It is proposed that the Productivity Commission review the proposed fuel excise arrangements. That said, there remains a question mark about whether cuts to fuel tax credits to heavy road transport will pass, with independent MPs Tony Windsor and Rob Oakeshott both opposing the cuts. The Government has indicated that these cuts can be achieved through regulation, but the prospect of those regulatory amendments being disallowed exists.
Apart from the detail of the Carbon Price Mechanism, the Government also announced as part of its Clean Energy Future package a number of initiatives to support clean and renewable energy, and energy efficiency.
In relation to renewable energy, the Government proposes two new initiatives:
- the establishment of a Clean Energy Finance Corporation to invest $10 bn over five years from 2013-14. The corporation will invest in the commercialisation and deployment of renewable energy and enabling technologies, energy efficiency and low-emission technologies. It will not invest in carbon capture and storage technologies. Finance will take the form of loans, loan guarantees and equity. The Corporation will have an independent board comprising experts in banking, investment and clean energy, low emission technologies; and
- the establishment of the Australian Renewable Energy Agency (ARENA), a statutory authority with an independent board. ARENA will provide funding through a range of competitive grant programs to support research and development, demonstration and commercialisation of renewable energy technologies. $3.2 bn in existing programs will be managed by ARENA, including the Solar Flagships Program, with the potential for more funding from dividends earned by the Clean Energy Finance Corporation.
The $200m Clean Technology Innovation Program available under the Clean Technology Program (see above under Industrial Sector) is also available to support investment in renewable energy.
The Government hopes to drive a total of $20bn in investment in renewable energy by 2020 and predicts that the renewable energy sector will be 18 times its current size by 2050, with 40% of electricity generated from renewable sources by 2050.
The consolidation of many existing programs under the one agency with independent oversight will hopefully reduce the uncertainty created by policy changes and back-flips when it comes to the renewable energy sector.
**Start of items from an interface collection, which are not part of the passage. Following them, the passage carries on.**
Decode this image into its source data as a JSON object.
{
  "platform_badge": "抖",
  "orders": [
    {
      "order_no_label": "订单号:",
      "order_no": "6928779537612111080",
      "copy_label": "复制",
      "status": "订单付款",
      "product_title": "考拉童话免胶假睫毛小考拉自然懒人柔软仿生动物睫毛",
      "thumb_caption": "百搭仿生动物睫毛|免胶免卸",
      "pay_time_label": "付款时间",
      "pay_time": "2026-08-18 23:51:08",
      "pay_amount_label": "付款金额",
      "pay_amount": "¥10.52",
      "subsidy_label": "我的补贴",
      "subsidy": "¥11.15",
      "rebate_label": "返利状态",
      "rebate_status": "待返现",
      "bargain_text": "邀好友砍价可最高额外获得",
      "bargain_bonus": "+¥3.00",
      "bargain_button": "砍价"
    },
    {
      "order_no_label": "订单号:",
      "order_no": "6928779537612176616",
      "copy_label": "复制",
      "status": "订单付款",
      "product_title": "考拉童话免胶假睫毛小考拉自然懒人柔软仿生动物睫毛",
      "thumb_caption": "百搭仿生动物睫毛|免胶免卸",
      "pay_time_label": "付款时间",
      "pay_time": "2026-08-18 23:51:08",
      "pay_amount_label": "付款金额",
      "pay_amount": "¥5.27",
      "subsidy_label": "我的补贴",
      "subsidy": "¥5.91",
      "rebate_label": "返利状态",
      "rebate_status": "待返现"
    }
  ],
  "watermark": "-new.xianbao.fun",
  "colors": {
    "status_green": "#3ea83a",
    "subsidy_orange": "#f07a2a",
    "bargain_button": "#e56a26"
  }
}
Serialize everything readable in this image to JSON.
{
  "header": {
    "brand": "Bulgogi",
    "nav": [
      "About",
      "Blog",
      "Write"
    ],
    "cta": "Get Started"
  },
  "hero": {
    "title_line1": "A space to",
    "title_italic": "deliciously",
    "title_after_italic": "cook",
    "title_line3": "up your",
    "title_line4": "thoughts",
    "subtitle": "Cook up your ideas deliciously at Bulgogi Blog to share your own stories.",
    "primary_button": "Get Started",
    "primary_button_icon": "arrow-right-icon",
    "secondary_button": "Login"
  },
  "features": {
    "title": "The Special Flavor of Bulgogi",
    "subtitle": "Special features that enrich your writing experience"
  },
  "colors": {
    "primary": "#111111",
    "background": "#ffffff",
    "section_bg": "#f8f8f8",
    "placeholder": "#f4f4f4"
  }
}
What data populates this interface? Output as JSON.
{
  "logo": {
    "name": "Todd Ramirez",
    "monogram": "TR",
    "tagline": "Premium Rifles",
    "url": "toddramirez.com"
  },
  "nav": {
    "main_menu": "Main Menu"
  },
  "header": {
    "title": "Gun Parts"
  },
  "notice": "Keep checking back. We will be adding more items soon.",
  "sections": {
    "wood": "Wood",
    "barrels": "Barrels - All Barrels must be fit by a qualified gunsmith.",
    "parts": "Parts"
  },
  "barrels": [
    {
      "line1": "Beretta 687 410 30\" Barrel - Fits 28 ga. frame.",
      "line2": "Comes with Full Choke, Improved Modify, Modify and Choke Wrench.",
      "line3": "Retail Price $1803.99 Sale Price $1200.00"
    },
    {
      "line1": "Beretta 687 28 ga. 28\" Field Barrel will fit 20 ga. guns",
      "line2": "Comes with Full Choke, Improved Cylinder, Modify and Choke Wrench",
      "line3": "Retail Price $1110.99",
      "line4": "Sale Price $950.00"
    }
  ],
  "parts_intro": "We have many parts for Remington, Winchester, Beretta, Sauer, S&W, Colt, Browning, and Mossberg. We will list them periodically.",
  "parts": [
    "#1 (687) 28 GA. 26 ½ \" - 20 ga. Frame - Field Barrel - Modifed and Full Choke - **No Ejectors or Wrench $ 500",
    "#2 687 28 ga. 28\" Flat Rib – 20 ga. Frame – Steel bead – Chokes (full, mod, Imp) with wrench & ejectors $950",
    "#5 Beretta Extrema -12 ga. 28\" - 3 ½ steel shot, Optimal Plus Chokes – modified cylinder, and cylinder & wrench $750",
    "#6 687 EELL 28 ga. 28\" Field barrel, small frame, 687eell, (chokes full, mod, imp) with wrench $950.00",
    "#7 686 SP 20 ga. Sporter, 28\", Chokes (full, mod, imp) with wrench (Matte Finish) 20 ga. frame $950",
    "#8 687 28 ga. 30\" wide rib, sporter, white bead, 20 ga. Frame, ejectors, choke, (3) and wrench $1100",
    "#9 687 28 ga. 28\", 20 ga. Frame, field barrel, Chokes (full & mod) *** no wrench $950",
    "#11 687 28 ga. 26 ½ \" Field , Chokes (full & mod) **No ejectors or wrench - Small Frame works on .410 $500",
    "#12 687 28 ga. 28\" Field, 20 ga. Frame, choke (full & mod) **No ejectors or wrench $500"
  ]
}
By also establishing a special purpose investment corporation with requisite expertise, there is the potential for investment at scale in new and emerging technologies.
A disappointing element of the Clean Energy Future package is the absence of any "step change" type initiatives to encourage energy efficiency. Since the Prime Minister's Task Group's Report on Energy Efficiency was released last year, the Government has so far been muted in its response. The package released yesterday details the Government's response to each of the recommendations of the report, but there are only a few specific actions, among a number of commitments to consider possible initiatives.
The Government proposes "further work" on a national energy savings initiative or "white certificate" scheme, under which energy retailers have obligations to help households and business implement energy savings, and expansion of the Energy Efficiency Opportunities program to include energy generators, transmitters and distributors. One specific commitment is to the implementation of a mandatory CO2 emissions standard for light vehicles, but there remains a vague commitment to aim for national consistency in various State energy efficiency standards and programs.